* Record excerpts *
+---+
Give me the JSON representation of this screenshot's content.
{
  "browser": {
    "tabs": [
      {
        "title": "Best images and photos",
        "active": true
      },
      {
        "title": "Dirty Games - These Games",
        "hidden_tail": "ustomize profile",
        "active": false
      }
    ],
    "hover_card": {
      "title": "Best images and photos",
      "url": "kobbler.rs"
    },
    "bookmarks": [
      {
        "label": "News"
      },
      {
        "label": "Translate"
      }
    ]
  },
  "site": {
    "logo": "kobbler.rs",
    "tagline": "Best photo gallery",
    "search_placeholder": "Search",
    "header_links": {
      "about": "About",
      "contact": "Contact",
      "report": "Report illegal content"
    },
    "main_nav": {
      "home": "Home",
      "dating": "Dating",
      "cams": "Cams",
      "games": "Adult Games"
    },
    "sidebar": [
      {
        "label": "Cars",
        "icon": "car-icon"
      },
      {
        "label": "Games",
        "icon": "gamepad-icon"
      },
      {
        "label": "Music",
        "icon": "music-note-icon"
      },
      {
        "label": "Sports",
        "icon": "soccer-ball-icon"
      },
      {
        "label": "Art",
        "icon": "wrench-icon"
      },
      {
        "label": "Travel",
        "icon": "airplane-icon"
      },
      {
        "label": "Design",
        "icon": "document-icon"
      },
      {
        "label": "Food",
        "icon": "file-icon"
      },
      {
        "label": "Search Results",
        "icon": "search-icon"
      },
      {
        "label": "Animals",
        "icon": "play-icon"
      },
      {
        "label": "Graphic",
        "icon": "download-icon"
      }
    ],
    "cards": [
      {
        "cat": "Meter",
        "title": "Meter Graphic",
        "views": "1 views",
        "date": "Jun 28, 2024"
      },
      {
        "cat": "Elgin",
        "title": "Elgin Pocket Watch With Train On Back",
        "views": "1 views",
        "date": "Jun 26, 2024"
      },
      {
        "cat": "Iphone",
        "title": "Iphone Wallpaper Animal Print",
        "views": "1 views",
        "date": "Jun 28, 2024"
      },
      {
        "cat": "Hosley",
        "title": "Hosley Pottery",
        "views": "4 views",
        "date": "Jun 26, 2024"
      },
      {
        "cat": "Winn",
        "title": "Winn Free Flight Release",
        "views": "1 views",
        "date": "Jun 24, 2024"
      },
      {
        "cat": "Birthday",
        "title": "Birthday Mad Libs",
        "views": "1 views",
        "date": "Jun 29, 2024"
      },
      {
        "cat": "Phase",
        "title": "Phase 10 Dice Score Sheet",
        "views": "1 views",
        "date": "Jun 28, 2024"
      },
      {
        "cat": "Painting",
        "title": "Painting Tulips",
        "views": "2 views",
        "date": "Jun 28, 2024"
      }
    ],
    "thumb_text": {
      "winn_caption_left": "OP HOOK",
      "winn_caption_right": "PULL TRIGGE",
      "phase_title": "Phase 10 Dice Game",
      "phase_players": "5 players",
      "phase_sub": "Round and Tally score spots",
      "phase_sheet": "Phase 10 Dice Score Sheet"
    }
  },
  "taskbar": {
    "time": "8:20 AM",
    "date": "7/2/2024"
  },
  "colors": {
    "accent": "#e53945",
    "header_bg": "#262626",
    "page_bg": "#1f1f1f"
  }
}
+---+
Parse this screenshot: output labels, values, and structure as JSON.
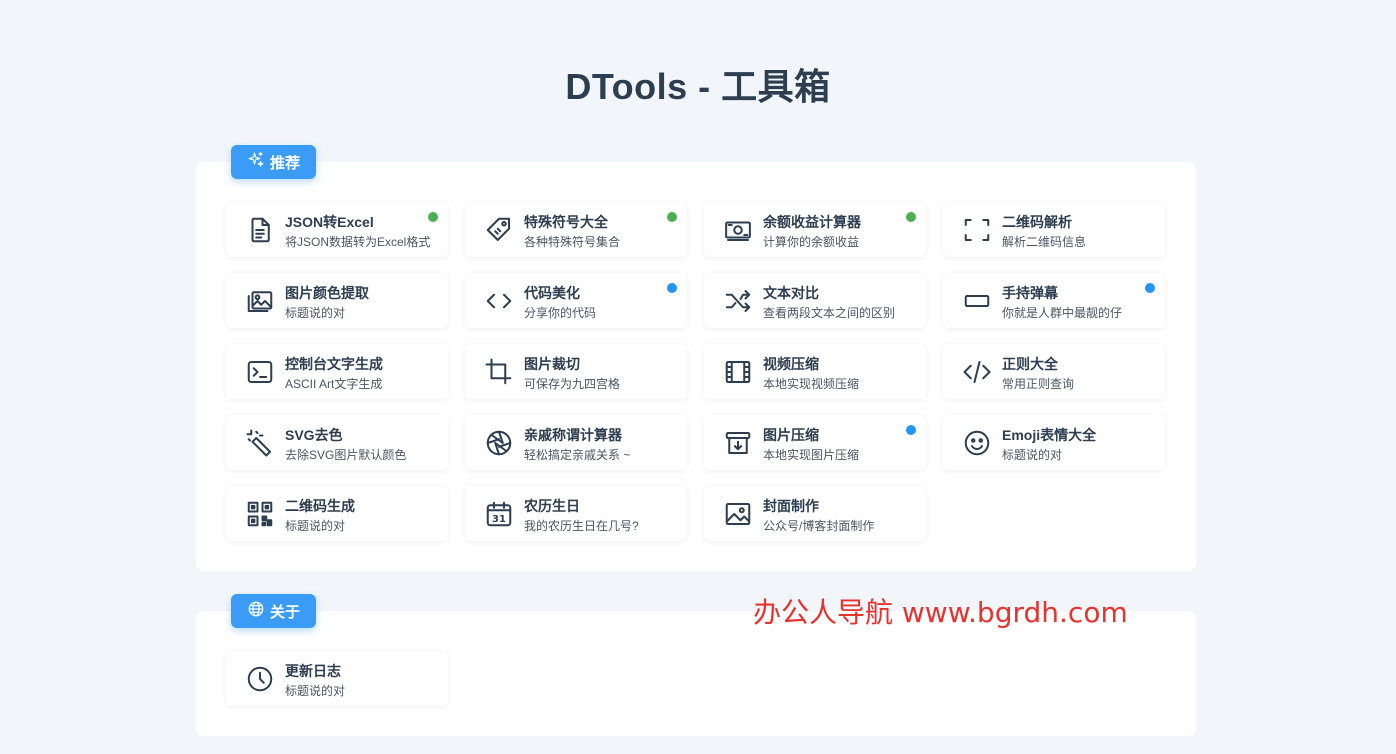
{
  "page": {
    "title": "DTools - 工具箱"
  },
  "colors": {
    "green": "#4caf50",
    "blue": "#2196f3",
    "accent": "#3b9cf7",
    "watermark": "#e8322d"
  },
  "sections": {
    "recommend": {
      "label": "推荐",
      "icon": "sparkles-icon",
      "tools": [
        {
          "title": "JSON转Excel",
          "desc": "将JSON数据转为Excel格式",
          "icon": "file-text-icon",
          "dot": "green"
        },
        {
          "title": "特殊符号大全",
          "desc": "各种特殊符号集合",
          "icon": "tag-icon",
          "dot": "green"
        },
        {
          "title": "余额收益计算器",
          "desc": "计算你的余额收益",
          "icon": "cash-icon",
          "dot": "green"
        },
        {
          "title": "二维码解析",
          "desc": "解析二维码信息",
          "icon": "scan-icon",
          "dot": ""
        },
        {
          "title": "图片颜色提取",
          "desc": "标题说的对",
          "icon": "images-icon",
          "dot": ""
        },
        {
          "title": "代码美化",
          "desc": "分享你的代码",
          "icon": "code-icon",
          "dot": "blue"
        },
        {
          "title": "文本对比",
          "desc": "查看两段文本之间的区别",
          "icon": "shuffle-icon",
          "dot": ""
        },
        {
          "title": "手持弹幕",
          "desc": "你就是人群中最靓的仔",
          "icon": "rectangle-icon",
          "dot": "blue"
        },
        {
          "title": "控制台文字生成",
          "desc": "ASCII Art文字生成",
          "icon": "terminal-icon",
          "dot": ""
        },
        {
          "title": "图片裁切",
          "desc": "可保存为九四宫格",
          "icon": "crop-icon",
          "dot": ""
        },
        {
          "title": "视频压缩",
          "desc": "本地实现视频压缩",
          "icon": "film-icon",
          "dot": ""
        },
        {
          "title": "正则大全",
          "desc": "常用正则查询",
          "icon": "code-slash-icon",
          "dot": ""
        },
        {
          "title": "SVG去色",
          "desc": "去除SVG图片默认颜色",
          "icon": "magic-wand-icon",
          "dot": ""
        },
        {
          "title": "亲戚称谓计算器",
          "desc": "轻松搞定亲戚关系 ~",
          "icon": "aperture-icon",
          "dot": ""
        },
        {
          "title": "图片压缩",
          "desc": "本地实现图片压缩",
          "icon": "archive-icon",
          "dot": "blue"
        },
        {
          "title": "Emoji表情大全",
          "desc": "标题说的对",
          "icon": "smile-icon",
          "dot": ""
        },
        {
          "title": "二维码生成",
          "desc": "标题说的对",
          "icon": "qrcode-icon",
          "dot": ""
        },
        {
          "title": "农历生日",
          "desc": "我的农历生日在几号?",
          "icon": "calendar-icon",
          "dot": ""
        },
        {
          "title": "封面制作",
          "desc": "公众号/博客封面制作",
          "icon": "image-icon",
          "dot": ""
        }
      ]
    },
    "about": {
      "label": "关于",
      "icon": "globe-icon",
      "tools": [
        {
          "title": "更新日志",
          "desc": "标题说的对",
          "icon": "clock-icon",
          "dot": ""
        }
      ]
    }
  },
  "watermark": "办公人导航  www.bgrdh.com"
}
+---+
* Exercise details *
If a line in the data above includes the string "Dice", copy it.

* Expected output *
        "title": "Phase 10 Dice Score Sheet",
      "phase_title": "Phase 10 Dice Game",
      "phase_sheet": "Phase 10 Dice Score Sheet"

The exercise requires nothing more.